*** Opening of Dataset extract ***

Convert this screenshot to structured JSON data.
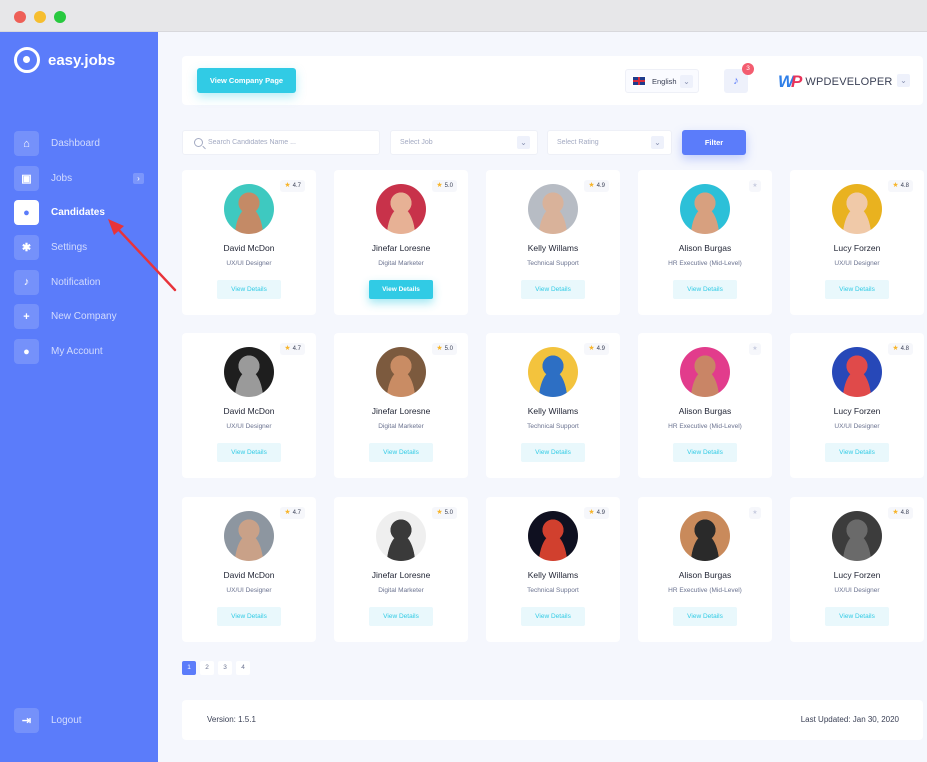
{
  "app": {
    "name": "easy.jobs"
  },
  "sidebar": {
    "items": [
      {
        "label": "Dashboard",
        "icon": "home-icon"
      },
      {
        "label": "Jobs",
        "icon": "briefcase-icon"
      },
      {
        "label": "Candidates",
        "icon": "user-card-icon",
        "active": true
      },
      {
        "label": "Settings",
        "icon": "gear-icon"
      },
      {
        "label": "Notification",
        "icon": "bell-icon"
      },
      {
        "label": "New Company",
        "icon": "plus-icon"
      },
      {
        "label": "My Account",
        "icon": "user-icon"
      }
    ],
    "logout_label": "Logout"
  },
  "topbar": {
    "view_company_label": "View Company Page",
    "language": "English",
    "notification_count": "3",
    "brand_text": "WPDEVELOPER"
  },
  "filters": {
    "search_placeholder": "Search Candidates Name ...",
    "job_placeholder": "Select Job",
    "rating_placeholder": "Select Rating",
    "filter_label": "Filter"
  },
  "candidates": [
    {
      "name": "David McDon",
      "role": "UX/UI Designer",
      "rating": "4.7",
      "button": "View Details",
      "avatar_bg": "#3ec9c0",
      "avatar_skin": "#c48a66"
    },
    {
      "name": "Jinefar Loresne",
      "role": "Digital Marketer",
      "rating": "5.0",
      "button": "View Details",
      "avatar_bg": "#c8324a",
      "avatar_skin": "#e7b195"
    },
    {
      "name": "Kelly Willams",
      "role": "Technical Support",
      "rating": "4.9",
      "button": "View Details",
      "avatar_bg": "#b7bcc4",
      "avatar_skin": "#d9b29a"
    },
    {
      "name": "Alison Burgas",
      "role": "HR Executive (Mid-Level)",
      "rating": "",
      "button": "View Details",
      "avatar_bg": "#2cc0d8",
      "avatar_skin": "#d7a07f"
    },
    {
      "name": "Lucy Forzen",
      "role": "UX/UI Designer",
      "rating": "4.8",
      "button": "View Details",
      "avatar_bg": "#e9b21f",
      "avatar_skin": "#f0c9a8"
    },
    {
      "name": "David McDon",
      "role": "UX/UI Designer",
      "rating": "4.7",
      "button": "View Details",
      "avatar_bg": "#1e1e1e",
      "avatar_skin": "#9a9a9a"
    },
    {
      "name": "Jinefar Loresne",
      "role": "Digital Marketer",
      "rating": "5.0",
      "button": "View Details",
      "avatar_bg": "#7c5a3e",
      "avatar_skin": "#c98c64"
    },
    {
      "name": "Kelly Willams",
      "role": "Technical Support",
      "rating": "4.9",
      "button": "View Details",
      "avatar_bg": "#f3c33d",
      "avatar_skin": "#2d6fc4"
    },
    {
      "name": "Alison Burgas",
      "role": "HR Executive (Mid-Level)",
      "rating": "",
      "button": "View Details",
      "avatar_bg": "#e23c8c",
      "avatar_skin": "#c98566"
    },
    {
      "name": "Lucy Forzen",
      "role": "UX/UI Designer",
      "rating": "4.8",
      "button": "View Details",
      "avatar_bg": "#2748b8",
      "avatar_skin": "#e04a4a"
    },
    {
      "name": "David McDon",
      "role": "UX/UI Designer",
      "rating": "4.7",
      "button": "View Details",
      "avatar_bg": "#8d96a0",
      "avatar_skin": "#c9a188"
    },
    {
      "name": "Jinefar Loresne",
      "role": "Digital Marketer",
      "rating": "5.0",
      "button": "View Details",
      "avatar_bg": "#efefef",
      "avatar_skin": "#3a3a3a"
    },
    {
      "name": "Kelly Willams",
      "role": "Technical Support",
      "rating": "4.9",
      "button": "View Details",
      "avatar_bg": "#0f1020",
      "avatar_skin": "#d1402e"
    },
    {
      "name": "Alison Burgas",
      "role": "HR Executive (Mid-Level)",
      "rating": "",
      "button": "View Details",
      "avatar_bg": "#c98a5b",
      "avatar_skin": "#2a2a2a"
    },
    {
      "name": "Lucy Forzen",
      "role": "UX/UI Designer",
      "rating": "4.8",
      "button": "View Details",
      "avatar_bg": "#3c3c3c",
      "avatar_skin": "#6a6a6a"
    }
  ],
  "pagination": {
    "pages": [
      "1",
      "2",
      "3",
      "4"
    ],
    "current": "1",
    "prev": "‹",
    "next": "›"
  },
  "footer": {
    "version": "Version: 1.5.1",
    "last_updated": "Last Updated: Jan 30, 2020"
  },
  "colors": {
    "sidebar": "#5b7cfa",
    "accent": "#31cbe5",
    "primary": "#5b7cfa",
    "star": "#f7b52c",
    "annotation_arrow": "#e8333a"
  }
}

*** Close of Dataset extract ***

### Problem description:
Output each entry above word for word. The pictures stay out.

### Result:
Convert this screenshot to structured JSON data.
{
  "app": {
    "name": "easy.jobs"
  },
  "sidebar": {
    "items": [
      {
        "label": "Dashboard",
        "icon": "home-icon"
      },
      {
        "label": "Jobs",
        "icon": "briefcase-icon"
      },
      {
        "label": "Candidates",
        "icon": "user-card-icon",
        "active": true
      },
      {
        "label": "Settings",
        "icon": "gear-icon"
      },
      {
        "label": "Notification",
        "icon": "bell-icon"
      },
      {
        "label": "New Company",
        "icon": "plus-icon"
      },
      {
        "label": "My Account",
        "icon": "user-icon"
      }
    ],
    "logout_label": "Logout"
  },
  "topbar": {
    "view_company_label": "View Company Page",
    "language": "English",
    "notification_count": "3",
    "brand_text": "WPDEVELOPER"
  },
  "filters": {
    "search_placeholder": "Search Candidates Name ...",
    "job_placeholder": "Select Job",
    "rating_placeholder": "Select Rating",
    "filter_label": "Filter"
  },
  "candidates": [
    {
      "name": "David McDon",
      "role": "UX/UI Designer",
      "rating": "4.7",
      "button": "View Details",
      "avatar_bg": "#3ec9c0",
      "avatar_skin": "#c48a66"
    },
    {
      "name": "Jinefar Loresne",
      "role": "Digital Marketer",
      "rating": "5.0",
      "button": "View Details",
      "avatar_bg": "#c8324a",
      "avatar_skin": "#e7b195"
    },
    {
      "name": "Kelly Willams",
      "role": "Technical Support",
      "rating": "4.9",
      "button": "View Details",
      "avatar_bg": "#b7bcc4",
      "avatar_skin": "#d9b29a"
    },
    {
      "name": "Alison Burgas",
      "role": "HR Executive (Mid-Level)",
      "rating": "",
      "button": "View Details",
      "avatar_bg": "#2cc0d8",
      "avatar_skin": "#d7a07f"
    },
    {
      "name": "Lucy Forzen",
      "role": "UX/UI Designer",
      "rating": "4.8",
      "button": "View Details",
      "avatar_bg": "#e9b21f",
      "avatar_skin": "#f0c9a8"
    },
    {
      "name": "David McDon",
      "role": "UX/UI Designer",
      "rating": "4.7",
      "button": "View Details",
      "avatar_bg": "#1e1e1e",
      "avatar_skin": "#9a9a9a"
    },
    {
      "name": "Jinefar Loresne",
      "role": "Digital Marketer",
      "rating": "5.0",
      "button": "View Details",
      "avatar_bg": "#7c5a3e",
      "avatar_skin": "#c98c64"
    },
    {
      "name": "Kelly Willams",
      "role": "Technical Support",
      "rating": "4.9",
      "button": "View Details",
      "avatar_bg": "#f3c33d",
      "avatar_skin": "#2d6fc4"
    },
    {
      "name": "Alison Burgas",
      "role": "HR Executive (Mid-Level)",
      "rating": "",
      "button": "View Details",
      "avatar_bg": "#e23c8c",
      "avatar_skin": "#c98566"
    },
    {
      "name": "Lucy Forzen",
      "role": "UX/UI Designer",
      "rating": "4.8",
      "button": "View Details",
      "avatar_bg": "#2748b8",
      "avatar_skin": "#e04a4a"
    },
    {
      "name": "David McDon",
      "role": "UX/UI Designer",
      "rating": "4.7",
      "button": "View Details",
      "avatar_bg": "#8d96a0",
      "avatar_skin": "#c9a188"
    },
    {
      "name": "Jinefar Loresne",
      "role": "Digital Marketer",
      "rating": "5.0",
      "button": "View Details",
      "avatar_bg": "#efefef",
      "avatar_skin": "#3a3a3a"
    },
    {
      "name": "Kelly Willams",
      "role": "Technical Support",
      "rating": "4.9",
      "button": "View Details",
      "avatar_bg": "#0f1020",
      "avatar_skin": "#d1402e"
    },
    {
      "name": "Alison Burgas",
      "role": "HR Executive (Mid-Level)",
      "rating": "",
      "button": "View Details",
      "avatar_bg": "#c98a5b",
      "avatar_skin": "#2a2a2a"
    },
    {
      "name": "Lucy Forzen",
      "role": "UX/UI Designer",
      "rating": "4.8",
      "button": "View Details",
      "avatar_bg": "#3c3c3c",
      "avatar_skin": "#6a6a6a"
    }
  ],
  "pagination": {
    "pages": [
      "1",
      "2",
      "3",
      "4"
    ],
    "current": "1",
    "prev": "‹",
    "next": "›"
  },
  "footer": {
    "version": "Version: 1.5.1",
    "last_updated": "Last Updated: Jan 30, 2020"
  },
  "colors": {
    "sidebar": "#5b7cfa",
    "accent": "#31cbe5",
    "primary": "#5b7cfa",
    "star": "#f7b52c",
    "annotation_arrow": "#e8333a"
  }
}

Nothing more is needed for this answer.